Assignment: Go line by line through the records below. Copy whichever lines contain the string "click".

*** Exercise inputs Section Begins ***

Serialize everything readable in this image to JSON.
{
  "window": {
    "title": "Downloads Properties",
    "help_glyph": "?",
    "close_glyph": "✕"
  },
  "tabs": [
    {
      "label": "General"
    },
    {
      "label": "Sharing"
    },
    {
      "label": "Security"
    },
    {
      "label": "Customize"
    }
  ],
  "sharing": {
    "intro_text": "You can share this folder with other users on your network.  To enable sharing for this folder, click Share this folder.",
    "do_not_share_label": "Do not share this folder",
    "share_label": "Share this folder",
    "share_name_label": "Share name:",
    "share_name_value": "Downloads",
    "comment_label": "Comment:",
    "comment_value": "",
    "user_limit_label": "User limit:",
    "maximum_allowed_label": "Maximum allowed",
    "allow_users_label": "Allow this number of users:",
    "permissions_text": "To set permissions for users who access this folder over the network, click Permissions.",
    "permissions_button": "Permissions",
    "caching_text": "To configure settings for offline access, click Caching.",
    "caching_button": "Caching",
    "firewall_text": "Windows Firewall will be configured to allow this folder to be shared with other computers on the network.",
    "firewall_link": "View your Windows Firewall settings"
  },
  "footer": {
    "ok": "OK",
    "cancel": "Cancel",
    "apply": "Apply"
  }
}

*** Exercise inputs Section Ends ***

Response to this task:
    "intro_text": "You can share this folder with other users on your network.  To enable sharing for this folder, click Share this folder.",
    "permissions_text": "To set permissions for users who access this folder over the network, click Permissions.",
    "caching_text": "To configure settings for offline access, click Caching.",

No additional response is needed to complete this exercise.